|Times on Base|
Not all Hall of Fame players should be viewed through the same prism; positions such as catcher, shortstop and second base must not be held to the same offensive standards as first base, left field and right field.
Furthermore, how a particular candidate dominated his era, relative to every other player in the game at his position, must be taken into account.
Under those terms, Biggio thrived. The voters, at least the 144 who chose not to check off Biggio on their ballots, failed to thoroughly investigate.
During the 1990s, Biggio wasn't just the best second baseman in the sport. He was leaps and bounds more valuable than anyone else who shared his position. The following chart puts Biggio's dominance over other second basemen of the decade in perspective.
|Most Valuable Second Basemen (1990-1999)|
Consider this: Biggio was 15 full bWAR wins better than the next most valuable second baseman. Mike Piazza, the most valuable catcher (41.5 WAR) of the decade was less than four wins above (subscription required) Ivan Rodriguez (37.6). Before you remind me that both are likely Hall of Fame catchers, Roberto Alomar, the second baseman that Biggio lapped in value during that period, is already in the Hall of Fame.
The same holds true for third base (Robin Ventura), shortstop (Barry Larkin), first base (Jeff Bagwell) and right field (Larry Walker). Only Barry Bonds and Ken Griffey Jr., in left field and center field, respectively, were more than 15 wins better than the next most valuable player at their positions over that 10-year span.
When a player deserving of induction misses by a margin as slim as Biggio just did, fans and analysts look for excuses. In this case, the depth of former stars on the ballot made Biggio's case harder to evaluate. If the ballot only had a few names worthy of induction, perhaps today would be a day of coronation for Biggio and the Astros organization.
Instead, the ballot was simply too deep, costing players like Biggio and former Astros teammate Jeff Bagwell much-needed votes. With the rules stating that Baseball Writers' Association of America members can only vote up to 10 inductees in a single year, a ballot so fraught with talent creates an untenable argument.
Although three all-time greats—Greg Maddux, Tom Glavine and Frank Thomas—are off the ballot for next year, three more tremendous candidates will arrive in their place. When Randy Johnson, Pedro Martinez and John Smoltz appear on the ballot, along with Biggio, in 2015, the same problem will persist.
Hopefully, for the sake of fairness, Biggio commands the same voters to check off his name next time around, and a year of contemplation will change the minds of at least two nonbelievers. In theory, it should be easier. Yet the voting process will always be an enigma due to the constant influx of superstars and those still lingering on the ballot from year to year.
If Biggio, and the Astros organization, receive justice, it could come in the form of a special ceremony next summer.
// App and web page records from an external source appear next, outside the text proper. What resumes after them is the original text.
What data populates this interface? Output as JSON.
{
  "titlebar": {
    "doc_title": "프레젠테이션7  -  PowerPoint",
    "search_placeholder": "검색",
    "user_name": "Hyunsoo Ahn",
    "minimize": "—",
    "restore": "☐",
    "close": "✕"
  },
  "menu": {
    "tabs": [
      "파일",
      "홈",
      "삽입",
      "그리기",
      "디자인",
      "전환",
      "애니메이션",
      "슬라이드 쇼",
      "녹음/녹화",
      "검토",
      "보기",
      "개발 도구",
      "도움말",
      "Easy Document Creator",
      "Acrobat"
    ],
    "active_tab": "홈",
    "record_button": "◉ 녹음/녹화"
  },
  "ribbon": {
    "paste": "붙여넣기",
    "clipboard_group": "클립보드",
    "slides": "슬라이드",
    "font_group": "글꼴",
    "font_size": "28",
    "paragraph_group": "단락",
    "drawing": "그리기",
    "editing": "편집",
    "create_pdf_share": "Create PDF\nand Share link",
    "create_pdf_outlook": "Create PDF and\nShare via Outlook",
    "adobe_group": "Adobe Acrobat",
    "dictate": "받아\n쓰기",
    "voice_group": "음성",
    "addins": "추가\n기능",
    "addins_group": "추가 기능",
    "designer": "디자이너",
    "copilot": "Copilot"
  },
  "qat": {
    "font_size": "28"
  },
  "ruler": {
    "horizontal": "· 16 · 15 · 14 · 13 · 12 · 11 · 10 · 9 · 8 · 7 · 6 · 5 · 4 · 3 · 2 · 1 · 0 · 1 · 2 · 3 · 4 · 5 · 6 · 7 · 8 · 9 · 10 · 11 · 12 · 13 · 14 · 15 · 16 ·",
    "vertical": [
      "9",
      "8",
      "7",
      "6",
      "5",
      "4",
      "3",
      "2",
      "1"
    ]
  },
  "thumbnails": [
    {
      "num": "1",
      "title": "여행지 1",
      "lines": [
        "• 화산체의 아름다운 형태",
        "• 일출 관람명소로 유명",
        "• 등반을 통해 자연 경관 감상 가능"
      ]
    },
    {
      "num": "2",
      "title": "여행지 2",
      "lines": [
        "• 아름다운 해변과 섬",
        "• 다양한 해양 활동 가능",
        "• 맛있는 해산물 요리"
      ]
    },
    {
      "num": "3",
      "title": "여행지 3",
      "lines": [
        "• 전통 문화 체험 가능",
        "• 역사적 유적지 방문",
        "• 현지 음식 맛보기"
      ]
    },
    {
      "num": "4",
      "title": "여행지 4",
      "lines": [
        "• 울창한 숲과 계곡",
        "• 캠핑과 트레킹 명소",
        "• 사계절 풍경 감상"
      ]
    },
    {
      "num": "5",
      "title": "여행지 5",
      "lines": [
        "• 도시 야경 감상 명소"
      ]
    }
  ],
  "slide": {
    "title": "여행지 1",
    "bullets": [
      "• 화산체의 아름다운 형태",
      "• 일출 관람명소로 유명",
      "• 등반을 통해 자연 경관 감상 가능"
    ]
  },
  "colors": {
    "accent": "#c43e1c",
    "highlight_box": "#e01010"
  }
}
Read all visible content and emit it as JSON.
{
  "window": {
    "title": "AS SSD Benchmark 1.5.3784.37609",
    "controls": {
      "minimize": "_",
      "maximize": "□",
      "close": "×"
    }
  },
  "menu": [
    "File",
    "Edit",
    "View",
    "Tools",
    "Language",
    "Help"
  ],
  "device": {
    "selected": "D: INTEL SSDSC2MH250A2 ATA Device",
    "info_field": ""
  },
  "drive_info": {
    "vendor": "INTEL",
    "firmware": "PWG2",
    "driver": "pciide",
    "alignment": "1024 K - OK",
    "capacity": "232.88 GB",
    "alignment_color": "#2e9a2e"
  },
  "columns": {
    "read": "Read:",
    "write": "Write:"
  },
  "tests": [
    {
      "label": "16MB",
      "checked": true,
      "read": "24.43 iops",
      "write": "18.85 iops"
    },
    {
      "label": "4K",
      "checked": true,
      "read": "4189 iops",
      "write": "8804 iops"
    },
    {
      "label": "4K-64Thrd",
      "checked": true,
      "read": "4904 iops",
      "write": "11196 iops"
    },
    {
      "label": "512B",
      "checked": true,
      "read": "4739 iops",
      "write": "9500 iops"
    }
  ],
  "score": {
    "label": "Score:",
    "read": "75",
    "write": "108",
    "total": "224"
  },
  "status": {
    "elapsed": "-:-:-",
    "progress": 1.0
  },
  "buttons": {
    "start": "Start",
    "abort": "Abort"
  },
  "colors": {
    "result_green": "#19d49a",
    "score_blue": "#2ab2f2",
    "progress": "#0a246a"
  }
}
Although Bagwell, Biggio's infield partner in Houston for so many years, only received 54.3 percent of the votes in his fourth year of eligibility, he's a deserving inductee. Next year, it's possible that a major uptick in Bagwell support could net Houston fans a unique day in which both Biggio and Bagwell are enshrined together, similar to what Braves fans will experience this summer with Maddux, Glavine and Bobby Cox.
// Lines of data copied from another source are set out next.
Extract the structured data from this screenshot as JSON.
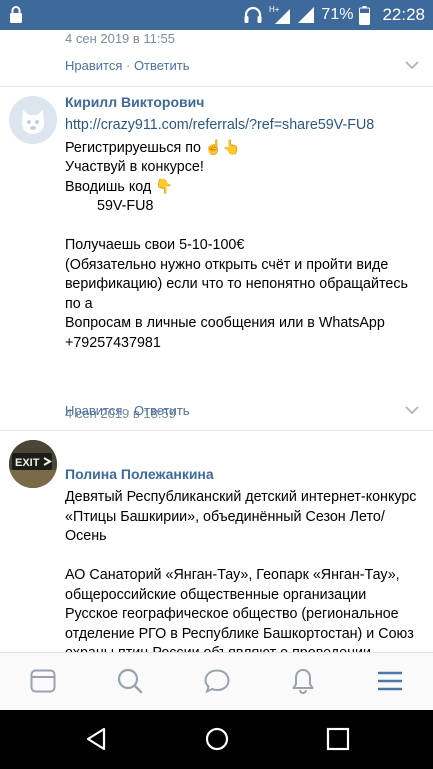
{
  "status_bar": {
    "battery_percent": "71%",
    "time": "22:28",
    "network": "H+"
  },
  "top_comment": {
    "time": "4 сен 2019 в 11:55",
    "like_label": "Нравится",
    "separator": " · ",
    "reply_label": "Ответить"
  },
  "comments": [
    {
      "author": "Кирилл Викторович",
      "link": "http://crazy911.com/referrals/?ref=share59V-FU8",
      "lines": [
        "Регистрируешься по",
        "Участвуй в конкурсе!",
        "Вводишь код",
        "59V-FU8",
        "",
        "Получаешь свои 5-10-100€",
        "(Обязательно нужно открыть счёт и пройти виде верификацию) если что то непонятно обращайтесь по а",
        "Вопросам в личные сообщения или в WhatsApp",
        "+79257437981"
      ],
      "time": "4 сен 2019 в 18:59",
      "like_label": "Нравится",
      "separator": " · ",
      "reply_label": "Ответить",
      "emoji_pointing": "☝👆",
      "emoji_down": "👇"
    },
    {
      "author": "Полина Полежанкина",
      "avatar_text": "EXIT",
      "paragraph1": "Девятый Республиканский детский интернет-конкурс «Птицы Башкирии», объединённый Сезон Лето/Осень",
      "paragraph2": "АО Санаторий «Янган-Тау», Геопарк «Янган-Тау», общероссийские общественные организации Русское географическое общество (региональное отделение РГО в Республике Башкортостан) и Союз охраны птиц России объявляют о проведении"
    }
  ],
  "tabs": [
    "news-tab",
    "search-tab",
    "messages-tab",
    "notifications-tab",
    "menu-tab"
  ]
}
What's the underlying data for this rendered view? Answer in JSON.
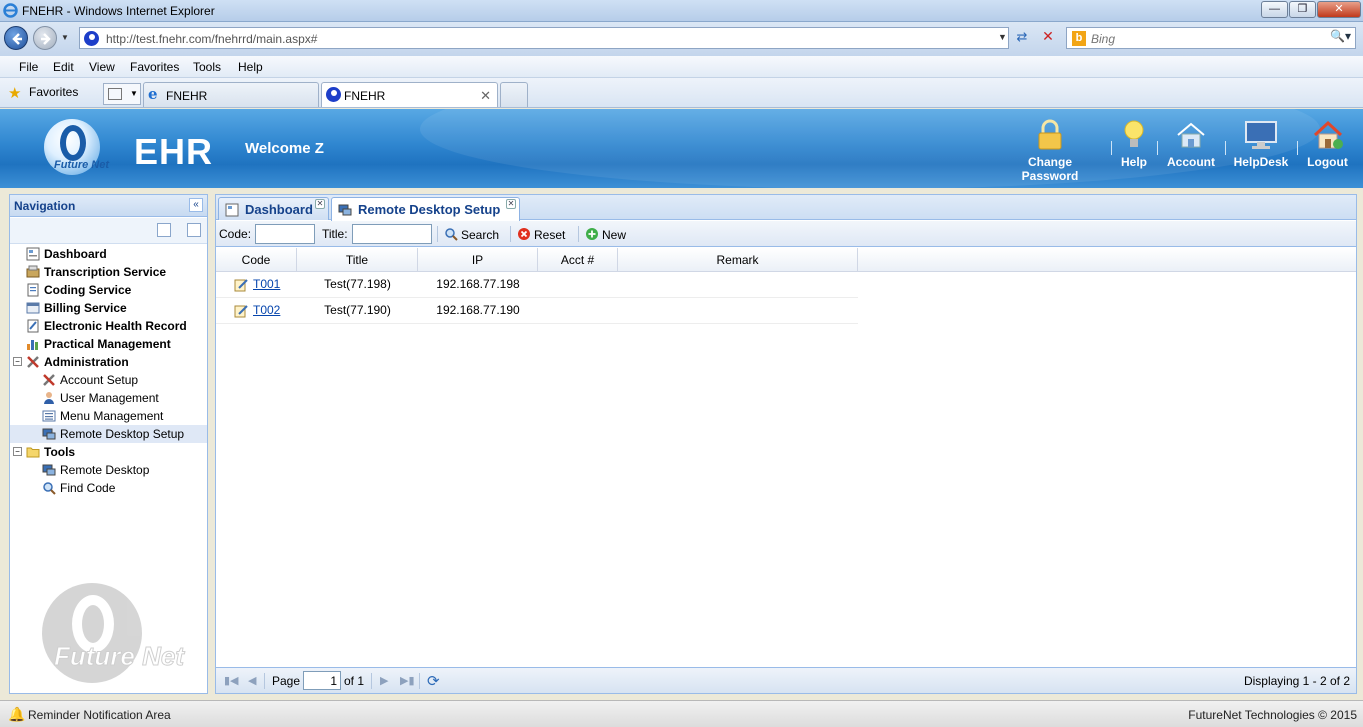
{
  "window": {
    "title": "FNEHR - Windows Internet Explorer"
  },
  "addressbar": {
    "url": "http://test.fnehr.com/fnehrrd/main.aspx#",
    "search_placeholder": "Bing"
  },
  "menubar": {
    "items": [
      "File",
      "Edit",
      "View",
      "Favorites",
      "Tools",
      "Help"
    ]
  },
  "favbar": {
    "favorites_label": "Favorites",
    "tabs": [
      {
        "label": "FNEHR"
      },
      {
        "label": "FNEHR"
      }
    ]
  },
  "header": {
    "logo_text": "Future Net",
    "app_title": "EHR",
    "welcome": "Welcome Z",
    "links": [
      {
        "label": "Change Password",
        "icon": "lock-icon"
      },
      {
        "label": "Help",
        "icon": "lightbulb-icon"
      },
      {
        "label": "Account",
        "icon": "house-icon"
      },
      {
        "label": "HelpDesk",
        "icon": "monitor-icon"
      },
      {
        "label": "Logout",
        "icon": "home-exit-icon"
      }
    ]
  },
  "navigation": {
    "title": "Navigation",
    "items": [
      {
        "label": "Dashboard",
        "icon": "dashboard-icon",
        "level": 0
      },
      {
        "label": "Transcription Service",
        "icon": "transcription-icon",
        "level": 0
      },
      {
        "label": "Coding Service",
        "icon": "coding-icon",
        "level": 0
      },
      {
        "label": "Billing Service",
        "icon": "billing-icon",
        "level": 0
      },
      {
        "label": "Electronic Health Record",
        "icon": "ehr-icon",
        "level": 0
      },
      {
        "label": "Practical Management",
        "icon": "chart-icon",
        "level": 0
      },
      {
        "label": "Administration",
        "icon": "tools-icon",
        "level": 0,
        "expanded": true
      },
      {
        "label": "Account Setup",
        "icon": "tools-icon",
        "level": 1
      },
      {
        "label": "User Management",
        "icon": "user-icon",
        "level": 1
      },
      {
        "label": "Menu Management",
        "icon": "menu-icon",
        "level": 1
      },
      {
        "label": "Remote Desktop Setup",
        "icon": "remote-desktop-icon",
        "level": 1,
        "selected": true
      },
      {
        "label": "Tools",
        "icon": "folder-icon",
        "level": 0,
        "expanded": true
      },
      {
        "label": "Remote Desktop",
        "icon": "remote-desktop-icon",
        "level": 1
      },
      {
        "label": "Find Code",
        "icon": "magnifier-icon",
        "level": 1
      }
    ],
    "watermark": "Future Net"
  },
  "main": {
    "tabs": [
      {
        "label": "Dashboard",
        "active": false
      },
      {
        "label": "Remote Desktop Setup",
        "active": true
      }
    ],
    "toolbar": {
      "code_label": "Code:",
      "title_label": "Title:",
      "code_value": "",
      "title_value": "",
      "search_label": "Search",
      "reset_label": "Reset",
      "new_label": "New"
    },
    "grid": {
      "columns": [
        "Code",
        "Title",
        "IP",
        "Acct #",
        "Remark"
      ],
      "rows": [
        {
          "code": "T001",
          "title": "Test(77.198)",
          "ip": "192.168.77.198",
          "acct": "",
          "remark": ""
        },
        {
          "code": "T002",
          "title": "Test(77.190)",
          "ip": "192.168.77.190",
          "acct": "",
          "remark": ""
        }
      ]
    },
    "pager": {
      "page_label": "Page",
      "current_page": "1",
      "of_label": "of 1",
      "info": "Displaying 1 - 2 of 2"
    }
  },
  "statusbar": {
    "left": "Reminder Notification Area",
    "right": "FutureNet Technologies © 2015"
  },
  "colors": {
    "header_blue": "#2f86d0",
    "panel_border": "#99bbe8",
    "panel_title": "#15428b",
    "link": "#0645ad"
  }
}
While that's unlikely, it's a dream that Biggio supporters can hold on to for at least another year. When the dust settles in 2015, Biggio's name should be among those celebrated, rather than the unfortunate tale he's turned into this winter.